It’s not surprising, when you look at it this way, that (for example) AirBnB has been such a success. Around 2011, a colleague of mine in Berlin went on an extended trip in the USA and stayed almost exclusively in AirBnB rentals. She came back raving about the experience – how much more she got out of the trip because of the local knowledge of her hosts, how much nicer it was to stay in a home than in a hotel, and so on.
From the hosts’ perspective too, AirBnB is positively dreamy. Those of us who travel frequently can let our homes when we’re away, instead of leaving them empty half the time. People with spare bedrooms can let them part-time for extra cash. The system, when used properly (more on this in the next post), works beautifully: underutilised resources (like empty space) can now be optimised. There are also services that will let you rent out your car, your tools, spare desks at your office, and a dizzying array of other stuff you might have lying around.
This is a good thing. Platforms that responsibly facilitate peer-to-peer commerce benefit everyone: vendors get access to new markets and revenue streams that previously didn’t exist; buyers get unique items or experiences with a personal touch and good value for money; the platform provides security and convenience to both parties and takes a cut in return.
Exactly none of this is about sharing. This isn’t about lending a cup of sugar to the nice lady next door. This is about cash. The difference is that it’s about cash moving from person to person, facilitated by a corporate entity, instead of from person to corporate entity.
I’m under no delusions that I’m going to get people to stop calling it the sharing economy. But it is bullshit, and I refuse. I’ll carry on calling it what I think it actually is – peer to peer commerce – although HBR’s piece on ‘access economy’ resonates too. Their point is slightly different, closer to something I wrote about in Fjord’s 2013 trends, under the header ‘Access is the new Ownership’.
All due respect to Mr. Shakespeare, names matter. They colour our perceptions. ‘Sharing’ sounds fluffy; ‘commerce’ sounds solid.

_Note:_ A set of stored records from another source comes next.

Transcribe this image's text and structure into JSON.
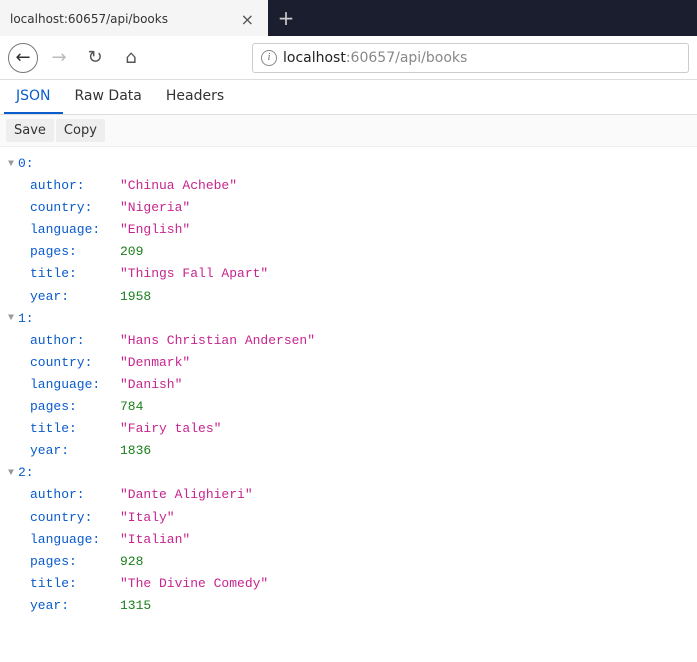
{
  "titlebar": {
    "tab_title": "localhost:60657/api/books",
    "close_glyph": "×",
    "newtab_glyph": "+"
  },
  "toolbar": {
    "back_glyph": "←",
    "forward_glyph": "→",
    "reload_glyph": "↻",
    "home_glyph": "⌂",
    "info_glyph": "i",
    "url_host": "localhost",
    "url_rest": ":60657/api/books"
  },
  "view_tabs": {
    "json": "JSON",
    "raw": "Raw Data",
    "headers": "Headers"
  },
  "actions": {
    "save": "Save",
    "copy": "Copy"
  },
  "json_keys": {
    "author": "author:",
    "country": "country:",
    "language": "language:",
    "pages": "pages:",
    "title": "title:",
    "year": "year:"
  },
  "json_data": [
    {
      "index": "0:",
      "author": "\"Chinua Achebe\"",
      "country": "\"Nigeria\"",
      "language": "\"English\"",
      "pages": "209",
      "title": "\"Things Fall Apart\"",
      "year": "1958"
    },
    {
      "index": "1:",
      "author": "\"Hans Christian Andersen\"",
      "country": "\"Denmark\"",
      "language": "\"Danish\"",
      "pages": "784",
      "title": "\"Fairy tales\"",
      "year": "1836"
    },
    {
      "index": "2:",
      "author": "\"Dante Alighieri\"",
      "country": "\"Italy\"",
      "language": "\"Italian\"",
      "pages": "928",
      "title": "\"The Divine Comedy\"",
      "year": "1315"
    }
  ]
}
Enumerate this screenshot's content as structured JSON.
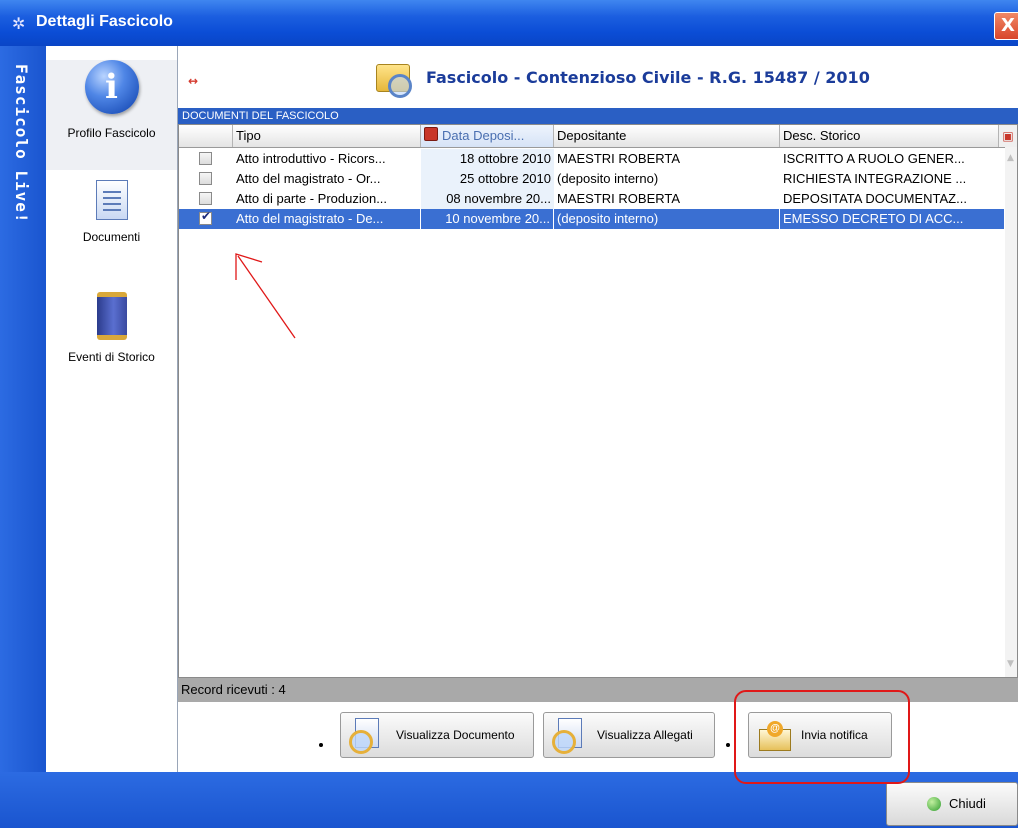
{
  "window": {
    "title": "Dettagli Fascicolo",
    "close_glyph": "X",
    "side_band_text": "Fascicolo Live!"
  },
  "nav": {
    "items": [
      {
        "label": "Profilo Fascicolo",
        "icon": "info-icon"
      },
      {
        "label": "Documenti",
        "icon": "document-icon"
      },
      {
        "label": "Eventi di Storico",
        "icon": "book-icon"
      }
    ],
    "active": "Profilo Fascicolo"
  },
  "header": {
    "title": "Fascicolo - Contenzioso Civile - R.G. 15487 / 2010",
    "collapse_glyph": "↔"
  },
  "section": {
    "label": "DOCUMENTI DEL FASCICOLO"
  },
  "table": {
    "columns": [
      "Tipo",
      "Data Deposi...",
      "Depositante",
      "Desc. Storico"
    ],
    "sorted_column": "Data Deposi...",
    "rows": [
      {
        "checked": false,
        "tipo": "Atto introduttivo - Ricors...",
        "data": "18 ottobre 2010",
        "depositante": "MAESTRI ROBERTA",
        "desc": "ISCRITTO A RUOLO GENER..."
      },
      {
        "checked": false,
        "tipo": "Atto del magistrato - Or...",
        "data": "25 ottobre 2010",
        "depositante": "(deposito interno)",
        "desc": "RICHIESTA INTEGRAZIONE ..."
      },
      {
        "checked": false,
        "tipo": "Atto di parte - Produzion...",
        "data": "08 novembre 20...",
        "depositante": "MAESTRI ROBERTA",
        "desc": "DEPOSITATA DOCUMENTAZ..."
      },
      {
        "checked": true,
        "tipo": "Atto del magistrato - De...",
        "data": "10 novembre 20...",
        "depositante": "(deposito interno)",
        "desc": "EMESSO DECRETO DI ACC..."
      }
    ],
    "selected_row": 3
  },
  "status": {
    "text": "Record ricevuti : 4"
  },
  "toolbar": {
    "view_document": "Visualizza Documento",
    "view_attachments": "Visualizza Allegati",
    "send_notification": "Invia notifica"
  },
  "footer": {
    "close_label": "Chiudi"
  },
  "colors": {
    "title_bar": "#0b4dd6",
    "selection": "#3a6fd2",
    "annotation": "#e01818",
    "title_text": "#1b3c9a"
  }
}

The misrepresentation is damaging: on the one hand, it comes off as rather dismissive of a hugely profitable and growing sector. On the other, it belies and belittles the systemic impact these businesses (for better and for worse) can have.
Because one important caveat on all of the above is that these benefits come when these peer to peer commerce platforms are used responsibly. When they’re not, bad things happen. Next time, I’ll post about what happens when it all goes wrong.